Objective: To examine the population distribution of different types of relationships between people with chronic conditions and their doctors that influence decisions being made from a shared-decision making perspective.
Methods: A survey questionnaire based on recurring themes about the doctor/patient relationship identified from qualitative in-depth interviews with people with chronic conditions and doctors was administered to a national population sample (n= 999) of people with chronic conditions.
Results: Three factors explained the doctor/patient relationship. Factor 1 identified a positive partnership characteristic of involvement and shared decision-making; Factor 2 doctor-controlled relationship; Factor 3 relationship with negative dimensions. Cluster analysis identified four population groups.
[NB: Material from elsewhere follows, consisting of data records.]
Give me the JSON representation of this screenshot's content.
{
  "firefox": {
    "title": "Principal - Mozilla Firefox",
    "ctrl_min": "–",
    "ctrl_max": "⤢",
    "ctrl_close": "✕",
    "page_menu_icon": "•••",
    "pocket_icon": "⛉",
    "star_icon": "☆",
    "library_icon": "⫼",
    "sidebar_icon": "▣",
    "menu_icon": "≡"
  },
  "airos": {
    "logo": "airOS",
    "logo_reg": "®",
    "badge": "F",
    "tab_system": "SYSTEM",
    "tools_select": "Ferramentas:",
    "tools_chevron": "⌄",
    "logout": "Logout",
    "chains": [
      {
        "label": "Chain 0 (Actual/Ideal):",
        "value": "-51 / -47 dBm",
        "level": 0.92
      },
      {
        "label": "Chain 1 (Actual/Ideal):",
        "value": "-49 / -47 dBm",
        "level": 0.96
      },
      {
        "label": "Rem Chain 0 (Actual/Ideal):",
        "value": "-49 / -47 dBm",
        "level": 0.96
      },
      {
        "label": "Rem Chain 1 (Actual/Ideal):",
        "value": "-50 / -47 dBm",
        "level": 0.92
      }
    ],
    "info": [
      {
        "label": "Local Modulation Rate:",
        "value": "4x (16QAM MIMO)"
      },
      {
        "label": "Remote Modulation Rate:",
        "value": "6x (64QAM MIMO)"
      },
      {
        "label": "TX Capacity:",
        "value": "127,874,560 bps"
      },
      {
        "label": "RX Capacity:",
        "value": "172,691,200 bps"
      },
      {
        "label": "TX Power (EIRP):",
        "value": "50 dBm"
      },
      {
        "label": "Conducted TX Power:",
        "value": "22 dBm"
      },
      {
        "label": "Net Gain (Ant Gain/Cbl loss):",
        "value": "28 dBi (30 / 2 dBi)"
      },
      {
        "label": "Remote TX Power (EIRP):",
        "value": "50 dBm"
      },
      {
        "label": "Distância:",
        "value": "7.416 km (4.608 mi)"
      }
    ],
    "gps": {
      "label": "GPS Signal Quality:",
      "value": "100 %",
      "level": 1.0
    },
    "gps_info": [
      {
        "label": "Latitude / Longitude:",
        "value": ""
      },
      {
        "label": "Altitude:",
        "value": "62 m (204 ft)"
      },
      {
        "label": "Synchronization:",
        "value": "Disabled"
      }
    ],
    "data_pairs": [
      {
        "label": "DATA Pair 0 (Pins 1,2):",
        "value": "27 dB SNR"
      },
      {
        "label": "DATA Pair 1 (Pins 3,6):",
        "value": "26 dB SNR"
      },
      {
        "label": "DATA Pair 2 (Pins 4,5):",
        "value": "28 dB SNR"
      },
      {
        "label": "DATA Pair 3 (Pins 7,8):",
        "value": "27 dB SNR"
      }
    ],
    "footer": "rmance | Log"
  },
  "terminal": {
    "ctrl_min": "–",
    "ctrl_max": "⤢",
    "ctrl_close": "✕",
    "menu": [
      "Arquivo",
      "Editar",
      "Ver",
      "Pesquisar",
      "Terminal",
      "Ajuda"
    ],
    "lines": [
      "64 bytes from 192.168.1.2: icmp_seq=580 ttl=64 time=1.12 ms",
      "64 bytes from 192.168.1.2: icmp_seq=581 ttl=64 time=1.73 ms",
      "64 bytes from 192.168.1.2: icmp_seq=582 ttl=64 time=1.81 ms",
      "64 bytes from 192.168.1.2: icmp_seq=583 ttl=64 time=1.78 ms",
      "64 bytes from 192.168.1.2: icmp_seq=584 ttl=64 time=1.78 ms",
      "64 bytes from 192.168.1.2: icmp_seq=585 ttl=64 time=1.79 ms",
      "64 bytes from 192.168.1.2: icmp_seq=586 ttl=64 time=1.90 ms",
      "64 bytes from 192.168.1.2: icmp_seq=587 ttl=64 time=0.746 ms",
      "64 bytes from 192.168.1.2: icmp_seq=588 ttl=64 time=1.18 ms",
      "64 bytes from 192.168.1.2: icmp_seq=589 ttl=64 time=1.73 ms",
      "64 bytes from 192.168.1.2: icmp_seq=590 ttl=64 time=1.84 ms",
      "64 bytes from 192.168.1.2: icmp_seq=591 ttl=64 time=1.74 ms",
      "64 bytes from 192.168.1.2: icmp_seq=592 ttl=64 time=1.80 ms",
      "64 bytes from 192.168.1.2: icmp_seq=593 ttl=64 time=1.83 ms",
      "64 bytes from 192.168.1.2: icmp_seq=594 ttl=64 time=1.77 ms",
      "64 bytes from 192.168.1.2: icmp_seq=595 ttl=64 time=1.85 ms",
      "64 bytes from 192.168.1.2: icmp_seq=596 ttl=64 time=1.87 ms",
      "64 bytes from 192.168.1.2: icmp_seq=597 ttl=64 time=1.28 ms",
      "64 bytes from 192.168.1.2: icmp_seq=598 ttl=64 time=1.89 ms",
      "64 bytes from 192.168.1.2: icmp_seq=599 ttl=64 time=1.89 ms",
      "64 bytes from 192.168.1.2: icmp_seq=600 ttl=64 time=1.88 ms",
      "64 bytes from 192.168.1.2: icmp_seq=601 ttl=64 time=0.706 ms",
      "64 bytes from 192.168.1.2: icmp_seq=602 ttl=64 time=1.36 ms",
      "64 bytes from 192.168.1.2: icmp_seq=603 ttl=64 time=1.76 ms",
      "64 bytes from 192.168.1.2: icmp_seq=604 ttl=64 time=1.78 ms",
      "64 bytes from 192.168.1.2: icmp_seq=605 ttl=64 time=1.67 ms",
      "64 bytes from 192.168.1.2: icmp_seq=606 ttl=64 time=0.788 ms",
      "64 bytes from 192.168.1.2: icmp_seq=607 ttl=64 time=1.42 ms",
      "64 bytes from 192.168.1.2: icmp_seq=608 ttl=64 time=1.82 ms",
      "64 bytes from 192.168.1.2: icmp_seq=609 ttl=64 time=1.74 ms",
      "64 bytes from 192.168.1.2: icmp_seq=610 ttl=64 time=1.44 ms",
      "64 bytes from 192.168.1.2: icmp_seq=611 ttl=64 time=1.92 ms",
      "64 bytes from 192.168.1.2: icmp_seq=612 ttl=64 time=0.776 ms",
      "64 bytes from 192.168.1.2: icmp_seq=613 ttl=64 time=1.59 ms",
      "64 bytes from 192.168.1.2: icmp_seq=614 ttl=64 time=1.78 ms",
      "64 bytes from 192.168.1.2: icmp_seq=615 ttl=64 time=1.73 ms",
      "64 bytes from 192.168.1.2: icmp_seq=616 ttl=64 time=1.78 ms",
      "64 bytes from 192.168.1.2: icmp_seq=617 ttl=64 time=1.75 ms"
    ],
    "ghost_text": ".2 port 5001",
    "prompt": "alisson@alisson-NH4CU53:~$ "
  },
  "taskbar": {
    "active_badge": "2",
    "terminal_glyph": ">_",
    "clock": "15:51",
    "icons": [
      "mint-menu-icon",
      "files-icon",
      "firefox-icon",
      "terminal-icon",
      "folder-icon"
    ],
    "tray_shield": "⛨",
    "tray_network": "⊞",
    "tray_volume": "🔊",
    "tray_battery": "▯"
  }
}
Cluster 1 doctor is in control (9.7% of the population); Cluster 2 ambivalent (27.6%); Cluster 3 positive long-term relationship (58.6%); Cluster 4 unhappy relationship (4.4%). The proportion of 18-34 year olds is significantly higher than expected in Cluster 4. The proportion of 65+ year olds is significantly higher than expected in Cluster 1, and significantly lower than expected in Cluster 4.
Conclusion: This study adds to shared decision-making literature in that it shows in a representative sample of people with chronic illnesses how their perceptions of their experiences of the doctor-patient relationship are distributed across the population.
Practice implications: Consideration needs to be given as to whether it is better to help doctors to alter their styles of interactions to suit the preferences of different patients or if it is feasible to match patients with doctors by style of decision-making and patient preference.
- Social space
- Patient-centred care
- Qualitative research
- Population surveys
- Doctor-patient relationship